_WHAT IS EXPECTED_. From the first line to the last, output the entries exactly.

Page and application data records
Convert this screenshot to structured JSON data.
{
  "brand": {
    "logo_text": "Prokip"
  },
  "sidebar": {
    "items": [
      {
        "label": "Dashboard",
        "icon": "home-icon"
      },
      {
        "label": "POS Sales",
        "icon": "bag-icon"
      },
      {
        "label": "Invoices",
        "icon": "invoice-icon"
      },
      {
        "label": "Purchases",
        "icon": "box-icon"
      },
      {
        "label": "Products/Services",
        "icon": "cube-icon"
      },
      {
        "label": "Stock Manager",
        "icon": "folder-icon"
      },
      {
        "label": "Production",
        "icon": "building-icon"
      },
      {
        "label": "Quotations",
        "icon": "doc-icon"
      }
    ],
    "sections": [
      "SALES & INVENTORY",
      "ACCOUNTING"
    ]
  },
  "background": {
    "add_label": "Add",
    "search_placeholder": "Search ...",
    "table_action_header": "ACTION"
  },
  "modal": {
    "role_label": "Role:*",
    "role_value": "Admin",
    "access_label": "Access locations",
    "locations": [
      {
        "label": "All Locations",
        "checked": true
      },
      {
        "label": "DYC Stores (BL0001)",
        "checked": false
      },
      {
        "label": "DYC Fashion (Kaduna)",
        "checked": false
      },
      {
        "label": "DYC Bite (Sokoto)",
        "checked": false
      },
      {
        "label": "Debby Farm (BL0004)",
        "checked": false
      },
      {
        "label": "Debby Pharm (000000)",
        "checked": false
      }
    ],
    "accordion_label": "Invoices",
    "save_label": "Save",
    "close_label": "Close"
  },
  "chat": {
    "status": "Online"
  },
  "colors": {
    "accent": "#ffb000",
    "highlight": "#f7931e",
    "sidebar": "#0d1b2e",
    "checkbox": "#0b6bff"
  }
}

_TASK RESPONSE_.
Convert this screenshot to structured JSON data.
{
  "brand": {
    "logo_text": "Prokip"
  },
  "sidebar": {
    "items": [
      {
        "label": "Dashboard",
        "icon": "home-icon"
      },
      {
        "label": "POS Sales",
        "icon": "bag-icon"
      },
      {
        "label": "Invoices",
        "icon": "invoice-icon"
      },
      {
        "label": "Purchases",
        "icon": "box-icon"
      },
      {
        "label": "Products/Services",
        "icon": "cube-icon"
      },
      {
        "label": "Stock Manager",
        "icon": "folder-icon"
      },
      {
        "label": "Production",
        "icon": "building-icon"
      },
      {
        "label": "Quotations",
        "icon": "doc-icon"
      }
    ],
    "sections": [
      "SALES & INVENTORY",
      "ACCOUNTING"
    ]
  },
  "background": {
    "add_label": "Add",
    "search_placeholder": "Search ...",
    "table_action_header": "ACTION"
  },
  "modal": {
    "role_label": "Role:*",
    "role_value": "Admin",
    "access_label": "Access locations",
    "locations": [
      {
        "label": "All Locations",
        "checked": true
      },
      {
        "label": "DYC Stores (BL0001)",
        "checked": false
      },
      {
        "label": "DYC Fashion (Kaduna)",
        "checked": false
      },
      {
        "label": "DYC Bite (Sokoto)",
        "checked": false
      },
      {
        "label": "Debby Farm (BL0004)",
        "checked": false
      },
      {
        "label": "Debby Pharm (000000)",
        "checked": false
      }
    ],
    "accordion_label": "Invoices",
    "save_label": "Save",
    "close_label": "Close"
  },
  "chat": {
    "status": "Online"
  },
  "colors": {
    "accent": "#ffb000",
    "highlight": "#f7931e",
    "sidebar": "#0d1b2e",
    "checkbox": "#0b6bff"
  }
}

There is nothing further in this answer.